04/12/06(3:30 in Room 216) Zhimin Zhang
Wayne State University
Title: High accuracy eigenvalue approximations Abstract: Finite element methods, spectral methods, and spectral collocation methods are applied to approximate some eigenvalue problems based on the nature of the problem. Newly developed gradient recovery techniques are adopted to enhance the accuracy of the eigenvalue approximation.
04/17/06 (3:30pm, Room 216) Anja Schloemerkemper
MPI, Leipzig
Analysis and numerical simulation of magnetic forces between rigid polygonal bodies Abstract: We discuss magnetic force formulae for rigid magnetized bodies. To derive such formulae for bodies in contact, we work on the one hand in the context of macroscopic electrodynamics, on the other hand we start with a discrete setting of magnetic dipole moments and derive the continuum limit. After I will have delivered an insight into the mathematical proofs, I will present some numerical experiments.
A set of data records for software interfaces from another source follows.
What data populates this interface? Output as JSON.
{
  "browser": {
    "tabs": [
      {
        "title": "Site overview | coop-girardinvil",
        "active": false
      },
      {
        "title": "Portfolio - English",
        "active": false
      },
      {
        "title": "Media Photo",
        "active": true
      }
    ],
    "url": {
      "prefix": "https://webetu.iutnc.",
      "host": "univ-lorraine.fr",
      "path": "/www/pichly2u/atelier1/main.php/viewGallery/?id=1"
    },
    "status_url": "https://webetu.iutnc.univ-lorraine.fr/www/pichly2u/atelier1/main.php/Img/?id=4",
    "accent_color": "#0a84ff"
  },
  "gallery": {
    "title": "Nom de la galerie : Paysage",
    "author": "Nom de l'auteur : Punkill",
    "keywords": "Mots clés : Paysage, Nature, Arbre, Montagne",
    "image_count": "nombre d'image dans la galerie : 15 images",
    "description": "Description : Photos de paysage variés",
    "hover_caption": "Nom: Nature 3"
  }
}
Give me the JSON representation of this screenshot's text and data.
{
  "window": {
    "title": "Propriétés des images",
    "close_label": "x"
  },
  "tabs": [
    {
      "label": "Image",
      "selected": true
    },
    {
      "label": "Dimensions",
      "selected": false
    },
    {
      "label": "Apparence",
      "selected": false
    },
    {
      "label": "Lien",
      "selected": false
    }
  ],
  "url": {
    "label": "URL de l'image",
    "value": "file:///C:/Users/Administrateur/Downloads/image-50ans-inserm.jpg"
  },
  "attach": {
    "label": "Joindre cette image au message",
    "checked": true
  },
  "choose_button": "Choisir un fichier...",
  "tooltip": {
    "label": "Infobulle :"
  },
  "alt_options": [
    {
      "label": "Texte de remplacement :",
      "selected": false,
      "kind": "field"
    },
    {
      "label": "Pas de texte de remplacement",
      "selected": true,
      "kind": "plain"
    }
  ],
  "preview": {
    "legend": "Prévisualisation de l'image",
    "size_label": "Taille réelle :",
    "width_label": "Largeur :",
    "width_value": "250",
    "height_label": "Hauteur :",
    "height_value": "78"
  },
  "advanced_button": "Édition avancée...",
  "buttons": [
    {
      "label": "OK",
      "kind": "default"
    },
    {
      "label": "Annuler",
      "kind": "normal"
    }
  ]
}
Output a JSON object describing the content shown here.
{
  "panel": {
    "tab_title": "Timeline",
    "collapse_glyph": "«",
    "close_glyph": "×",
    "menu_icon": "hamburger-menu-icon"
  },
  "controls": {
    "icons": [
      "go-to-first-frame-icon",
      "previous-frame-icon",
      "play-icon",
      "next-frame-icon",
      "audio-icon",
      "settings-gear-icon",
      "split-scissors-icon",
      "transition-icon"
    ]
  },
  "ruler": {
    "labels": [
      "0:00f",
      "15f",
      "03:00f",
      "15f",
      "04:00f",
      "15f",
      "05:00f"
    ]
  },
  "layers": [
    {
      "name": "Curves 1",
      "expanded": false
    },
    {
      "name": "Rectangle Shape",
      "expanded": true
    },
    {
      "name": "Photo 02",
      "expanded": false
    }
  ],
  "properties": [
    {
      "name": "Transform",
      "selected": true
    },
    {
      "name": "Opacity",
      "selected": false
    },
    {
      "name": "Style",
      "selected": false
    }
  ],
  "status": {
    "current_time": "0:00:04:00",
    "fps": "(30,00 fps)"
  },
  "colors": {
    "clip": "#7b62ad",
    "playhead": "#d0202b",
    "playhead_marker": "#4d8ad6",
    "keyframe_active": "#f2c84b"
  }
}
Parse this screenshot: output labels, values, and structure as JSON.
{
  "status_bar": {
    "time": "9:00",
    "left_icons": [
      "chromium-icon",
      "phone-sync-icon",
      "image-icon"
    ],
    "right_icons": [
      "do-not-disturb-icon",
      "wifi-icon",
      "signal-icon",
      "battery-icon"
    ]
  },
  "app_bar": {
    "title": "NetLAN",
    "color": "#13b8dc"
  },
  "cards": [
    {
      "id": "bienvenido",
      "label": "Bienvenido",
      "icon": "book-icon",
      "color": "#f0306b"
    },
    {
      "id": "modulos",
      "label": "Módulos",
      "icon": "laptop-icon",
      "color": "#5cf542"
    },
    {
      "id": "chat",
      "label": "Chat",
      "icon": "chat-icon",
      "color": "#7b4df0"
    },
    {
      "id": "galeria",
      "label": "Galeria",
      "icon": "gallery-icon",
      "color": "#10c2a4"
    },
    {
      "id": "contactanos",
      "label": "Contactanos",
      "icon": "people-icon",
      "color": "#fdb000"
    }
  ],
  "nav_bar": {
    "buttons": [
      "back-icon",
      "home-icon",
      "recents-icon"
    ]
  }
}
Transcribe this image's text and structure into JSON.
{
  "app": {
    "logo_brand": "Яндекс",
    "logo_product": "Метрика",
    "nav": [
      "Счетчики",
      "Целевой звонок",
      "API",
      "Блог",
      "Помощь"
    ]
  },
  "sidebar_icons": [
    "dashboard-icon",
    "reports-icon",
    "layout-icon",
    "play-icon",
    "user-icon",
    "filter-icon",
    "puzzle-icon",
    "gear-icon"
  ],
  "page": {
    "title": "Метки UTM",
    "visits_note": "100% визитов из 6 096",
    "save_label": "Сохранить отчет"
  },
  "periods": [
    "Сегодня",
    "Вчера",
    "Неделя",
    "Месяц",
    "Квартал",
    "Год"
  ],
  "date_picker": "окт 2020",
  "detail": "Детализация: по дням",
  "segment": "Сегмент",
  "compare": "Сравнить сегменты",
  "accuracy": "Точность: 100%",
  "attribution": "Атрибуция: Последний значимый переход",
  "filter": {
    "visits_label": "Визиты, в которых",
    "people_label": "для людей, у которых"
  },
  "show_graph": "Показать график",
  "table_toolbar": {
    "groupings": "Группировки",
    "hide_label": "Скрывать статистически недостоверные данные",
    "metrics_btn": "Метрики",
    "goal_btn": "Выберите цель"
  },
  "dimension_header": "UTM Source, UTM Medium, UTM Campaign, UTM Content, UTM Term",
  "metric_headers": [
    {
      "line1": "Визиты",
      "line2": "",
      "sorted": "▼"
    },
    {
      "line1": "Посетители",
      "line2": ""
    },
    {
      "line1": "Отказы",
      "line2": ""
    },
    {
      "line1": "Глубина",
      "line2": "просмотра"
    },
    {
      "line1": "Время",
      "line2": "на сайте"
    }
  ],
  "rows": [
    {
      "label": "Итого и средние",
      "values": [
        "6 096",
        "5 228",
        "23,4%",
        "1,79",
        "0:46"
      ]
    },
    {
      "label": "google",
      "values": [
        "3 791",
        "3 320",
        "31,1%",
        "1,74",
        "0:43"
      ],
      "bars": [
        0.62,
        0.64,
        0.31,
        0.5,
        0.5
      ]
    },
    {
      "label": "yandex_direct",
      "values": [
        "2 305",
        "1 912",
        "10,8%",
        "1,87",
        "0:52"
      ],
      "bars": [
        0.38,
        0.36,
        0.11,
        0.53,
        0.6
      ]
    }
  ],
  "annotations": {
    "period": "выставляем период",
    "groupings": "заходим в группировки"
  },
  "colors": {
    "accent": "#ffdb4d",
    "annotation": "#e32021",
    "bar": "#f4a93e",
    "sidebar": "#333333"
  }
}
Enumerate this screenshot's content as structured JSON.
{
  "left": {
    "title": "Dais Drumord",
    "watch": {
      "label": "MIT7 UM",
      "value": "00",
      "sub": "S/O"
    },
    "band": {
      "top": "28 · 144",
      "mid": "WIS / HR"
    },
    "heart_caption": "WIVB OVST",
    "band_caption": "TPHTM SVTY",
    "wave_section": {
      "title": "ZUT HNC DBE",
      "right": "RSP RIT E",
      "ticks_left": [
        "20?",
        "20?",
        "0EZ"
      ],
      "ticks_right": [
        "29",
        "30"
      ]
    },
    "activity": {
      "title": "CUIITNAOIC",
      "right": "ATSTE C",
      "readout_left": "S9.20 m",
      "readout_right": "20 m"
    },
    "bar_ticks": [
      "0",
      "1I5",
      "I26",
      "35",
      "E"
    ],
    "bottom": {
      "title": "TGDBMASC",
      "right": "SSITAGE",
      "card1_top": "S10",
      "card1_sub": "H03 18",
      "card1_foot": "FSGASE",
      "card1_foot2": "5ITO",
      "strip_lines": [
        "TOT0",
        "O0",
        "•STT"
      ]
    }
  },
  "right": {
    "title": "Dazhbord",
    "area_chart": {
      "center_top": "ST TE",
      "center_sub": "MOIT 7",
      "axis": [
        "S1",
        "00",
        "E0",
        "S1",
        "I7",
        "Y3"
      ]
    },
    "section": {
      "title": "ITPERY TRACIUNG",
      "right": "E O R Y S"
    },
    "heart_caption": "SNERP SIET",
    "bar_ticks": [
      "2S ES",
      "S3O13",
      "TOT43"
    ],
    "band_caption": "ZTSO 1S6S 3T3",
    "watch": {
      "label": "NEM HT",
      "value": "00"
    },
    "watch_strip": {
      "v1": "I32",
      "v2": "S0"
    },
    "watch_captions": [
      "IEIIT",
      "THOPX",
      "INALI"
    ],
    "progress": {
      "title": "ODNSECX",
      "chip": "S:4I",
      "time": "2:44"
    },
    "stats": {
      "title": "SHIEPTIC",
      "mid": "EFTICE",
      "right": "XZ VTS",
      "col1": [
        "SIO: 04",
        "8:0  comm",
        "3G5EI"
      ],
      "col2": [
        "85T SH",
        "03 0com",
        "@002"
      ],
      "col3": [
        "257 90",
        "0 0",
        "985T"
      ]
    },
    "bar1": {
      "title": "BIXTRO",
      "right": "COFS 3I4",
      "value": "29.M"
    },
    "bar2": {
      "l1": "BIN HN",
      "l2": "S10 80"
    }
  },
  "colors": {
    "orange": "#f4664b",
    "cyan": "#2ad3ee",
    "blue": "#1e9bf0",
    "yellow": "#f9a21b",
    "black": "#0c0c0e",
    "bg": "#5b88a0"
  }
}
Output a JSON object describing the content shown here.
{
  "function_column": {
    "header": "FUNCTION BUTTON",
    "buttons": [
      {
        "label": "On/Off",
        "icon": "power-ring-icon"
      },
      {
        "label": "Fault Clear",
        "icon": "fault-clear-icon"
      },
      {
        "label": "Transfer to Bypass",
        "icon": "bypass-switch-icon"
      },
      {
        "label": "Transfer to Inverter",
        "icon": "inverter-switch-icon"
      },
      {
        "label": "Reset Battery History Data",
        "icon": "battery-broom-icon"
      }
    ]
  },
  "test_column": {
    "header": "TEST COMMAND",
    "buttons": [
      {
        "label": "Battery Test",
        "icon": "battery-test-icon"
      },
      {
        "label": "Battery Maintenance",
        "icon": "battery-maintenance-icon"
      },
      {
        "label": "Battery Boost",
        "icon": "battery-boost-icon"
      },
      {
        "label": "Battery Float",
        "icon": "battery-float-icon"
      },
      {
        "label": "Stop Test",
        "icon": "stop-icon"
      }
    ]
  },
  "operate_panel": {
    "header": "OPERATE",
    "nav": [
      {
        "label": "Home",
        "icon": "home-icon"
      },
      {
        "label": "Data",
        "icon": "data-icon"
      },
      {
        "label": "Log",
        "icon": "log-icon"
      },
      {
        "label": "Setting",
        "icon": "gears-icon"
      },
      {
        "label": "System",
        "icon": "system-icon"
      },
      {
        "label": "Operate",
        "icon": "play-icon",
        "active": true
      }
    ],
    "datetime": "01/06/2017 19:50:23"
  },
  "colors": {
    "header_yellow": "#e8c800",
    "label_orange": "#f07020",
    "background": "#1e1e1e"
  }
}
These study the dependence of the magnetic force on the distance between magnetic bodies and allow to compare the force formulae for bodies being in contact quantitatively. Finally, I will discuss the results from a physical point-of-view.
05/08/06(10:00am in Room 106) Peter L. Shi
Oakland University
Title: How to solve nonlinear finite element models with optimal speed? Abstract: The speaker will present a new method for solving nonlinear finite element models in optimal speed. The method, in a unified framework, will handle boundary value problems of elliptic systems whose principle part is Lipschitz continuous and strongly monotone in a Sobolev space and whose lower order terms are subject to certain growth conditions. Numerical examples will also be presented.
05/08/06 Nick Costanzino
Title: Traveling waves of the Ostrovsky equation and generalizations. Abstract: The Ostrovsky equation is a model for internal surface waves of the ocean which includes the Coriolis force. After a suitable rescaling, the Ostrovsky equation is similar to the regularized short pulse equation, which is a recently derived model for the propagation of short optical pulses in a fiber. We discuss the various aspects of traveling waves associated with these equations, including the existence and nonexistence of single bump traveling waves, the existence of an orbit-flip bifurcation, and the existence of multiple bump waves. The stability of these waves will also be discussed. This is joint work with Christopher Jones and Vahagn Manukian (UNC-Chapel Hill).

Previous schedules: Fall 2005, Spring 2005, Fall 2004, Spring 2004, Fall 2003, Spring 2003, Fall 2002, Spring 2002,
Fall 2001, Spring 2001, Fall 2000, Fall 1999, Spring 1999, Spring 1998, Fall 1998.

For more information or to suggest speakers, please contact Chun Liu

Sponsored in part by CCMA and by individual faculty grants

Last modified: Tue 09/01/2005